*Data for analysis*.

-- Opening Marker --

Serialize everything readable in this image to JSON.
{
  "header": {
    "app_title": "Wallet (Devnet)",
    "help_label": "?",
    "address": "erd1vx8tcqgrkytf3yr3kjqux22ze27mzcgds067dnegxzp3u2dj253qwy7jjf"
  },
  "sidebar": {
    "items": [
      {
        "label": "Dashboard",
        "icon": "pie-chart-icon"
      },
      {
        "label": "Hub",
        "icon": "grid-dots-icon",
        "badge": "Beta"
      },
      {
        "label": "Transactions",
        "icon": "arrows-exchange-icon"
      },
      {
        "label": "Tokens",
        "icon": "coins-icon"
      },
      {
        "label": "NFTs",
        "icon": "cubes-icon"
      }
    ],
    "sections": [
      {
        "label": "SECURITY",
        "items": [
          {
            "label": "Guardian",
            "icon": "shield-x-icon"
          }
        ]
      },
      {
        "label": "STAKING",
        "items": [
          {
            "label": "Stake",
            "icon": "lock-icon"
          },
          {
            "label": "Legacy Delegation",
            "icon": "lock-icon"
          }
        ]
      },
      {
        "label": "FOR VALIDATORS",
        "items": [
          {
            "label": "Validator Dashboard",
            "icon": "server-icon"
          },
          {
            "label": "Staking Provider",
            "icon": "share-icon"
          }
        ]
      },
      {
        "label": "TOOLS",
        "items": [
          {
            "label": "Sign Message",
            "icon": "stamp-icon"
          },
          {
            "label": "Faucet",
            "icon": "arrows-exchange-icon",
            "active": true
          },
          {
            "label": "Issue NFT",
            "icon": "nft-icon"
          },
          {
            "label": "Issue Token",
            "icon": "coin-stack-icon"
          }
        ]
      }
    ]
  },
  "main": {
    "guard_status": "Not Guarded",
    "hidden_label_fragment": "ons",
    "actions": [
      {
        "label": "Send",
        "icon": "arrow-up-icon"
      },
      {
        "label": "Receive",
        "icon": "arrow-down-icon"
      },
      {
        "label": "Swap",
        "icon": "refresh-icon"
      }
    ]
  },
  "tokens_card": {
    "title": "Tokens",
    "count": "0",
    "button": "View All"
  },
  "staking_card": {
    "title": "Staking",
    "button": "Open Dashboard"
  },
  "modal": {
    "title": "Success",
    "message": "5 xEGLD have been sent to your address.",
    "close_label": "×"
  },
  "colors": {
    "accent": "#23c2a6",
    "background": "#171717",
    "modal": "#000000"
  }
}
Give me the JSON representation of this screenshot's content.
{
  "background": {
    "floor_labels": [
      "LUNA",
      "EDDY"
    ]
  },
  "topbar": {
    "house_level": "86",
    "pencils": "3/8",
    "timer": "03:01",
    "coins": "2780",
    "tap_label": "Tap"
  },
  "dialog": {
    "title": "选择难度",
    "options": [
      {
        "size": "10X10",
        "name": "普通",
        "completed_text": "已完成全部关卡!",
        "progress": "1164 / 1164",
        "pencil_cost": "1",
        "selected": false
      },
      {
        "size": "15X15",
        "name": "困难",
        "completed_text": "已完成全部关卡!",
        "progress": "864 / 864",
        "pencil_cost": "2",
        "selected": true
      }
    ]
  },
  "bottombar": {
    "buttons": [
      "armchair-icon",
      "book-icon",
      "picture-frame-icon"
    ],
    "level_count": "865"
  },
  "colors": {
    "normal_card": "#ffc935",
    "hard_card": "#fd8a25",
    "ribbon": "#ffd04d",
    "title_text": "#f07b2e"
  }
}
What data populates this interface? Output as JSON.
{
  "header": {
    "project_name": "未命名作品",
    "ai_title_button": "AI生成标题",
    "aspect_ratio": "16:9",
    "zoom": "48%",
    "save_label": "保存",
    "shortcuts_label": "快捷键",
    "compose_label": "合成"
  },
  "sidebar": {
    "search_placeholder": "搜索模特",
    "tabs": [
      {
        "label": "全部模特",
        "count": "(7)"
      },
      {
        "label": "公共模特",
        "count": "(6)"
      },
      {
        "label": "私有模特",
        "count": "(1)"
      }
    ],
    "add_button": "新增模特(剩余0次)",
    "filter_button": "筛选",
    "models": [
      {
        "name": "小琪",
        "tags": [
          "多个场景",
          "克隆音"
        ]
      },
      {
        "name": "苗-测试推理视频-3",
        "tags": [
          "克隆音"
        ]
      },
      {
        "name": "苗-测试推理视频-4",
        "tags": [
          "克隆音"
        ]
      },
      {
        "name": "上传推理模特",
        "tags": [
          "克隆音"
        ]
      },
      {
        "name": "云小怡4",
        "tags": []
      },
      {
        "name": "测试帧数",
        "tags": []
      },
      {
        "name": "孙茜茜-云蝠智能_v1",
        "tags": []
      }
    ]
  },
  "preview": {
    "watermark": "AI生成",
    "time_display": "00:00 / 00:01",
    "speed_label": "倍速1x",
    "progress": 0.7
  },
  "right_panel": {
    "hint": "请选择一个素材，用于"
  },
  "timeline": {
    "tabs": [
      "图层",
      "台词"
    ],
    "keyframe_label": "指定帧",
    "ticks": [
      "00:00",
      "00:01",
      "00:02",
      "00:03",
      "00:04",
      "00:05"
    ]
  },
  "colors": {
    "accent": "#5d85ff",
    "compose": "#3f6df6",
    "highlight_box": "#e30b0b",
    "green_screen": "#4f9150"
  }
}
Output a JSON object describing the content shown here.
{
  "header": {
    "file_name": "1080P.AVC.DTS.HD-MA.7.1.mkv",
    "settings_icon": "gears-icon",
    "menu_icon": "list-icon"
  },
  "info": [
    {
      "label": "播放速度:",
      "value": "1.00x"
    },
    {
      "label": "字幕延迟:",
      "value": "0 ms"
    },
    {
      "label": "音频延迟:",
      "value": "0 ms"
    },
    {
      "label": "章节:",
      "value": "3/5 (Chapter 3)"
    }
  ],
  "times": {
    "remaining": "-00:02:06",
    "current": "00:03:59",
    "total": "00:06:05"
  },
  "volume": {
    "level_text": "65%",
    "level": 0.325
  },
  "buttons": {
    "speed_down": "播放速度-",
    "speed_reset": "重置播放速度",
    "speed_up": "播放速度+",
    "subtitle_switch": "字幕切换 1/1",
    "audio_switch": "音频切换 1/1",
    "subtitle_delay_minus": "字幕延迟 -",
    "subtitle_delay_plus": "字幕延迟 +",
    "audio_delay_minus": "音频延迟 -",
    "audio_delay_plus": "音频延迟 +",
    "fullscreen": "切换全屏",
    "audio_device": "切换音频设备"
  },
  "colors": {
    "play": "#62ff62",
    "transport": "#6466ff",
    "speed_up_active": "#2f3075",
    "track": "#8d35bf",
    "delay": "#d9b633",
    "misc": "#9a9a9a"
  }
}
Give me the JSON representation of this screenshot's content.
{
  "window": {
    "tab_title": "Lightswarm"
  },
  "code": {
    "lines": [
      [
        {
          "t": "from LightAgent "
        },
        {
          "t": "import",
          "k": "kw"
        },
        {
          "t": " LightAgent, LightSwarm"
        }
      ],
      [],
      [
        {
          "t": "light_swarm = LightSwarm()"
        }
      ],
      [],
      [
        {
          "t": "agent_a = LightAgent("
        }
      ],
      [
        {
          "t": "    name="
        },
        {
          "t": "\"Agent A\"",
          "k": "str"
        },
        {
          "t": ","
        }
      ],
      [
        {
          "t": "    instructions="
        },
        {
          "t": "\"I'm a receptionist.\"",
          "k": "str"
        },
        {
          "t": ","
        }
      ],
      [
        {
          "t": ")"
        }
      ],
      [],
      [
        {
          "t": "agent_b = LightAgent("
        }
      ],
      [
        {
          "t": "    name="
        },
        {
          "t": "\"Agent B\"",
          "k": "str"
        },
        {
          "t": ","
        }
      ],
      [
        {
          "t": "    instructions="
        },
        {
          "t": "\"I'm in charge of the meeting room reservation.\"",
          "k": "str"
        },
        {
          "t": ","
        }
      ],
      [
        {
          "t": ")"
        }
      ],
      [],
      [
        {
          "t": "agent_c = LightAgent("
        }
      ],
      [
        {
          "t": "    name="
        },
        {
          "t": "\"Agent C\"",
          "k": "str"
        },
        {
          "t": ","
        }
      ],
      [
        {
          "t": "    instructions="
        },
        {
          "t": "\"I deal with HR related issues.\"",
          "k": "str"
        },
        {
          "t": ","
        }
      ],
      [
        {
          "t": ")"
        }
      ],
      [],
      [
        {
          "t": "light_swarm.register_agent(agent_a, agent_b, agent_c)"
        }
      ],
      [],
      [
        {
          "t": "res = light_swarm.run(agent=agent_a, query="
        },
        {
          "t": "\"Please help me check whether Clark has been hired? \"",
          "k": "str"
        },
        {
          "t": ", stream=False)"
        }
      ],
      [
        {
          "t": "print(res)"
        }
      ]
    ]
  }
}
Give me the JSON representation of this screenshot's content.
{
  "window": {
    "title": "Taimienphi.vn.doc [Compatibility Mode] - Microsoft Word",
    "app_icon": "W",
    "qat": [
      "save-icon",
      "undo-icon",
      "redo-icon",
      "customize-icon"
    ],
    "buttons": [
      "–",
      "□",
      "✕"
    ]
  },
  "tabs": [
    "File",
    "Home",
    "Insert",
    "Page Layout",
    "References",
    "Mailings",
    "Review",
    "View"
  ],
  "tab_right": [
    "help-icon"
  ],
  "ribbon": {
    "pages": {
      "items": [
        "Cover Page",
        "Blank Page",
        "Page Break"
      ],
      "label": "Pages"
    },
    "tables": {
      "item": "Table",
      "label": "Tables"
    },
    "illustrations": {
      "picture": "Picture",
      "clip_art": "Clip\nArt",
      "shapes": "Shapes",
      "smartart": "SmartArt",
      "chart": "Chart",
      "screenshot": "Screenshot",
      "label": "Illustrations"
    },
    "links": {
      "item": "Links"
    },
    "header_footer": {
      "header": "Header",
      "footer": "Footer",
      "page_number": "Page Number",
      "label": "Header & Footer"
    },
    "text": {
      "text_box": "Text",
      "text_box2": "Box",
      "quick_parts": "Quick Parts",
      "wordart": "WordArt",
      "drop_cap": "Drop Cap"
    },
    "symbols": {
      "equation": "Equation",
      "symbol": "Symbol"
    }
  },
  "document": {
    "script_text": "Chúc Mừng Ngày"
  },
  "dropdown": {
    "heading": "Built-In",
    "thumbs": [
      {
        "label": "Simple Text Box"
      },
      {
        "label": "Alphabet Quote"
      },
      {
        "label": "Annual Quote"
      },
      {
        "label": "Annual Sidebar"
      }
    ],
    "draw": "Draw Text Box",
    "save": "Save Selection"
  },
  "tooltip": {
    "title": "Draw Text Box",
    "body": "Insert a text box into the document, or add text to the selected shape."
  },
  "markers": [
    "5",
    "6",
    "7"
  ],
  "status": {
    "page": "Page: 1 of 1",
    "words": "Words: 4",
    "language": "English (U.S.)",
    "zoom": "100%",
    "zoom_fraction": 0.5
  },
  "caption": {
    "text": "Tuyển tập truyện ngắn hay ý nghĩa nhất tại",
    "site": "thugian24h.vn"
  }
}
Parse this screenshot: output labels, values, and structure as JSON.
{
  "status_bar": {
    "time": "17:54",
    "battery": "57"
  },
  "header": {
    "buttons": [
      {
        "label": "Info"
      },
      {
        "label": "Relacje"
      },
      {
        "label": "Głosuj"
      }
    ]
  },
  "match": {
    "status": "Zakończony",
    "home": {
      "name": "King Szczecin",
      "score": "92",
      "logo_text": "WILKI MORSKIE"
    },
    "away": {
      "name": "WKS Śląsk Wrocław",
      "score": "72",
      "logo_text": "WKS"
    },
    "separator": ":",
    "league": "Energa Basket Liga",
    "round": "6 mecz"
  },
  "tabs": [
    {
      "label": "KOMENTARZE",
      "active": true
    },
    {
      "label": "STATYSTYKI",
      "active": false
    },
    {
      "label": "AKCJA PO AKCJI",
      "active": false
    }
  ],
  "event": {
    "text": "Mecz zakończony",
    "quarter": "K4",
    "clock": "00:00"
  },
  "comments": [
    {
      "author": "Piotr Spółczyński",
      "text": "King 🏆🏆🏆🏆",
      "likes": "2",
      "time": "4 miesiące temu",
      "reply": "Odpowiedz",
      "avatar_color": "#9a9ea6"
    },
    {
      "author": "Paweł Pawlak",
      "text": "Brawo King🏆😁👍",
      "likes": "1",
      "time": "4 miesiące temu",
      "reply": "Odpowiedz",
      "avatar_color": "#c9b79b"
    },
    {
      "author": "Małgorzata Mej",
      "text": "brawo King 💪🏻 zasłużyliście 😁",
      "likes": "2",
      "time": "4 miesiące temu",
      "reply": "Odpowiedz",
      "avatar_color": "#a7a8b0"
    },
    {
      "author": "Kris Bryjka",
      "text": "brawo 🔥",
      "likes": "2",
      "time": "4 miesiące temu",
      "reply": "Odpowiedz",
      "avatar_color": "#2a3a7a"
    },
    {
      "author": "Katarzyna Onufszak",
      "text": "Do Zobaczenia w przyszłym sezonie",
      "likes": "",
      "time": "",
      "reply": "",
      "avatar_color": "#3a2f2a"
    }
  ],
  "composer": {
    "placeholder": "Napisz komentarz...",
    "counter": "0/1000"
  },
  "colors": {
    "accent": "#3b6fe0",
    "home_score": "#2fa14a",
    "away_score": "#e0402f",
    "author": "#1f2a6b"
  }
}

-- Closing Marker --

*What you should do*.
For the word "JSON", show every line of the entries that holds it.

*Result for this exercise*.
Serialize everything readable in this image to JSON.
Give me the JSON representation of this screenshot's content.
What data populates this interface? Output as JSON.
Output a JSON object describing the content shown here.
Give me the JSON representation of this screenshot's content.
Give me the JSON representation of this screenshot's content.
Parse this screenshot: output labels, values, and structure as JSON.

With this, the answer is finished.